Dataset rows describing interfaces
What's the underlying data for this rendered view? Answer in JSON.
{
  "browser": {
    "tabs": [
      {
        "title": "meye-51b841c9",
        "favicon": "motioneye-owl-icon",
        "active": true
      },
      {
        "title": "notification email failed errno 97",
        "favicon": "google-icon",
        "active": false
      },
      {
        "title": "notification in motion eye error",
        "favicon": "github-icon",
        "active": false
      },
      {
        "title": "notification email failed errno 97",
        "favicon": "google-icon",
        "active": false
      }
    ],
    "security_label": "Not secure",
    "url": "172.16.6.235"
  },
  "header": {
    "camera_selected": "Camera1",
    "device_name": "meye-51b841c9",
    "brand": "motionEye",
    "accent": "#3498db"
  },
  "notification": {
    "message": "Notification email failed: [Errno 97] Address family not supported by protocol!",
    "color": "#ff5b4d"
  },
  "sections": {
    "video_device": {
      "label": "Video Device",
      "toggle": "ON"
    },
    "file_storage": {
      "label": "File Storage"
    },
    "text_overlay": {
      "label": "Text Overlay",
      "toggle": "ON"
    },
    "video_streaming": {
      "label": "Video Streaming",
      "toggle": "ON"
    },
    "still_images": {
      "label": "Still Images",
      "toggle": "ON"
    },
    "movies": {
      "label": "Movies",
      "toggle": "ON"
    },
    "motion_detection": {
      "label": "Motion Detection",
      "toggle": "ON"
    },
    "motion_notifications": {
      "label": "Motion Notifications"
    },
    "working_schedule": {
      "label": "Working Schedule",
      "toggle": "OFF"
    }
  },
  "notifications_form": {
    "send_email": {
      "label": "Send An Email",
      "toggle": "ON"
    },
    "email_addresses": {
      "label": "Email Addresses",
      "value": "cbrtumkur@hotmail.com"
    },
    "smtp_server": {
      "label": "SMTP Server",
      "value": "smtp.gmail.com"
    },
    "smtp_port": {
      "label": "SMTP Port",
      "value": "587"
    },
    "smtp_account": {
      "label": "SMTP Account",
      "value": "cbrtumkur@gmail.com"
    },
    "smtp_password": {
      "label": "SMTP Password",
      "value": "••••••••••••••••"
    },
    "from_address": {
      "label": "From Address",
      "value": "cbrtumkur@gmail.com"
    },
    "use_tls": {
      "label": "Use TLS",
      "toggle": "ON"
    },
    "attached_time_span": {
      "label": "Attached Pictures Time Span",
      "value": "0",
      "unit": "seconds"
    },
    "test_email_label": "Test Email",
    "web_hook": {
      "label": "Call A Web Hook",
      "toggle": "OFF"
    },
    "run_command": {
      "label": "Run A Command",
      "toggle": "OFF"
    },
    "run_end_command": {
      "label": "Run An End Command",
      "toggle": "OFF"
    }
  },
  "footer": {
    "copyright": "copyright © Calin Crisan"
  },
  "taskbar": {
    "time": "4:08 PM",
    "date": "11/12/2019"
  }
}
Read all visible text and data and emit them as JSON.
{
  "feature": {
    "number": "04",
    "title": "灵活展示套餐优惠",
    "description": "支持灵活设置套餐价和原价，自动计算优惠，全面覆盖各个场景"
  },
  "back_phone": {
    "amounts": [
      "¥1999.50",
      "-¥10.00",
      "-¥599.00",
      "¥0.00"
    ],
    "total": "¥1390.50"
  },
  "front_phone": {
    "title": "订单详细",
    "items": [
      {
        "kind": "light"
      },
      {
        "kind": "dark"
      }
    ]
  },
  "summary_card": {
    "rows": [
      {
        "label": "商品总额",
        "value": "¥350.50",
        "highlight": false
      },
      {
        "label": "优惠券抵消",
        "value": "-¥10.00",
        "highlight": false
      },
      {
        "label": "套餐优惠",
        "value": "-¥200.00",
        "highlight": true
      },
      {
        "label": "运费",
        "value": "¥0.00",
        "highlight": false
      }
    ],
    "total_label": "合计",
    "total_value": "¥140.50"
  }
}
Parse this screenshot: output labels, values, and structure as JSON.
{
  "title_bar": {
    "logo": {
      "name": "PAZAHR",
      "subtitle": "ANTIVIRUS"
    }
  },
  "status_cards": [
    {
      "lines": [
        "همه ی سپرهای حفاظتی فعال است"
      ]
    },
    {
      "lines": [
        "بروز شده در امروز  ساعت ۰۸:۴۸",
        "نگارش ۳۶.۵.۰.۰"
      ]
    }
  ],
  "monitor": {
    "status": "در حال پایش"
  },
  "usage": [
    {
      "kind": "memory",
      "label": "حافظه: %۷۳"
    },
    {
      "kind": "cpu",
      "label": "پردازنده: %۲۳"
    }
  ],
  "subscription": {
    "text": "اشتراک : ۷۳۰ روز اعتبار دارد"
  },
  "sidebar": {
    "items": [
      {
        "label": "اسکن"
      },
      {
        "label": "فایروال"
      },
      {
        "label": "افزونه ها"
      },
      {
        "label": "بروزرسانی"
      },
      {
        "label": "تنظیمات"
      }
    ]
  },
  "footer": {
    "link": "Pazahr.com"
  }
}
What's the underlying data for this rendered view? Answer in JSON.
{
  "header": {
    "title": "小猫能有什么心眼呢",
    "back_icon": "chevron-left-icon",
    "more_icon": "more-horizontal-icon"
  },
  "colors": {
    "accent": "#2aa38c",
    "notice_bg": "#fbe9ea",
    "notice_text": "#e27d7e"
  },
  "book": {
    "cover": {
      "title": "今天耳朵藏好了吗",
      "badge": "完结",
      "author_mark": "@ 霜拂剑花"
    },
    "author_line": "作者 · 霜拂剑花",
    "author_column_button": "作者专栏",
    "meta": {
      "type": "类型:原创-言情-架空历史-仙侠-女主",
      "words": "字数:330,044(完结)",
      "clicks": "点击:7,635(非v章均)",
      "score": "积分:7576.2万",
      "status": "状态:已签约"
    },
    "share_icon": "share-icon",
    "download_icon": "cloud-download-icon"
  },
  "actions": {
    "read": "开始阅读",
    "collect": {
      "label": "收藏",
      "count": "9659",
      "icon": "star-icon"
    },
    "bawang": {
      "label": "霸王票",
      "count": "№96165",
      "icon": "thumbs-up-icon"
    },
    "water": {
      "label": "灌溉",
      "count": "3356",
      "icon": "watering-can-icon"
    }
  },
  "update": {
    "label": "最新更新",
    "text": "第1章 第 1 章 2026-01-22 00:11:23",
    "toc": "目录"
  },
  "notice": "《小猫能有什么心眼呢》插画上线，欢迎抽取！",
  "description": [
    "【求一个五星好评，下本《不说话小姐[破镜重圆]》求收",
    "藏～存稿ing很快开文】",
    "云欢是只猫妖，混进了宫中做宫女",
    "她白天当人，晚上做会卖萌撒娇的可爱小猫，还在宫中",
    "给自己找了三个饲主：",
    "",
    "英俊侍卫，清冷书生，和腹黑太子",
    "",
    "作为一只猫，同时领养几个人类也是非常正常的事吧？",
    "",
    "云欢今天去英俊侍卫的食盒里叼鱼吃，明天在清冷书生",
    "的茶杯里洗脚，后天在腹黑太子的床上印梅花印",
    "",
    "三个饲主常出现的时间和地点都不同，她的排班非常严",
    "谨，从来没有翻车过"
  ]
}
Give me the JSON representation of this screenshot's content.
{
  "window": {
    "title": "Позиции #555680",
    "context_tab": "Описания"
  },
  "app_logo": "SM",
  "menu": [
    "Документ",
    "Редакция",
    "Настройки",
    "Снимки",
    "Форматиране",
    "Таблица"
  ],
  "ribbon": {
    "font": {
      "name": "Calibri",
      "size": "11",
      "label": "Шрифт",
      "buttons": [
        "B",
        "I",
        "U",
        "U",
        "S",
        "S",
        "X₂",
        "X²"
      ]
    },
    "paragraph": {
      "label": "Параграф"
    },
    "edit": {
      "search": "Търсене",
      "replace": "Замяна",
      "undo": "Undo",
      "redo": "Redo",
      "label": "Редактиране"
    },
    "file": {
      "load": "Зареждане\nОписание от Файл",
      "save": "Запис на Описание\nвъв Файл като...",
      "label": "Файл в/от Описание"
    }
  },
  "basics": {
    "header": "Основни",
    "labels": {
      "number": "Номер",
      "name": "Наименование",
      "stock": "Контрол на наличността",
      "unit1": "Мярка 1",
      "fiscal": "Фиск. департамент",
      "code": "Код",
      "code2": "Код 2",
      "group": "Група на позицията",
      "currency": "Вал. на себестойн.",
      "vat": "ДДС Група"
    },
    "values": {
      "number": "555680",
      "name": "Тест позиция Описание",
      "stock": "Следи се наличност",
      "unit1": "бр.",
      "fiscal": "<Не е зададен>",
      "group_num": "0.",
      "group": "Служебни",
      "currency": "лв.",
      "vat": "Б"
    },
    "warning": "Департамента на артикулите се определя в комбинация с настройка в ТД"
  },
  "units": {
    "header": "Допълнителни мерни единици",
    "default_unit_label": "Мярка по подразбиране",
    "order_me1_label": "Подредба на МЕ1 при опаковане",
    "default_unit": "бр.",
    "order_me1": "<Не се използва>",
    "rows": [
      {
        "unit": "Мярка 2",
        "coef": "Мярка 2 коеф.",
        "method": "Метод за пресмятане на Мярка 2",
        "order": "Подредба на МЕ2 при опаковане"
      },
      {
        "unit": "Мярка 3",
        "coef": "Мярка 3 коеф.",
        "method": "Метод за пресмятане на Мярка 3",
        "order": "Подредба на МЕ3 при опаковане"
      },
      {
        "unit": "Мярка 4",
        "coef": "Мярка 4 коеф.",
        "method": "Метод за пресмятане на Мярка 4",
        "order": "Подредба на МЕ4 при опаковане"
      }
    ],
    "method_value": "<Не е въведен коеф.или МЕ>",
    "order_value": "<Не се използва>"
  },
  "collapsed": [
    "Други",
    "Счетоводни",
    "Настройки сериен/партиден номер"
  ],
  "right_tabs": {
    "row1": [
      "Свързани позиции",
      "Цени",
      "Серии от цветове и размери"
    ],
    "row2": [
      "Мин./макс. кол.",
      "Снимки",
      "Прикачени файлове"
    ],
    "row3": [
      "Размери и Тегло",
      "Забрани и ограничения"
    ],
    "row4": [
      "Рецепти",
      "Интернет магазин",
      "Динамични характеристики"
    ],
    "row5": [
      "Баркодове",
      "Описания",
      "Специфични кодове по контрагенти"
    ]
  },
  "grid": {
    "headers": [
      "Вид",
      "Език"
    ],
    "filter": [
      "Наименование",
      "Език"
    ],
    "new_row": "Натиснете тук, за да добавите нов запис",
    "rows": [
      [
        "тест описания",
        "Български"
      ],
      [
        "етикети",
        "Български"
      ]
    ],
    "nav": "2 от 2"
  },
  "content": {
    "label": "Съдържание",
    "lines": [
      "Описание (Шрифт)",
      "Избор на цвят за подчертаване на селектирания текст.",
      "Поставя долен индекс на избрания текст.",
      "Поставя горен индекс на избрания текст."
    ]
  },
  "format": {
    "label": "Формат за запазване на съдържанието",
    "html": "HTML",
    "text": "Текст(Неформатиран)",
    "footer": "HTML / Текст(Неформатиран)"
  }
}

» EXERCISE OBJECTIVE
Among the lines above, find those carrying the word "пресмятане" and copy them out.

» WRITTEN ANSWER
        "method": "Метод за пресмятане на Мярка 2",
        "method": "Метод за пресмятане на Мярка 3",
        "method": "Метод за пресмятане на Мярка 4",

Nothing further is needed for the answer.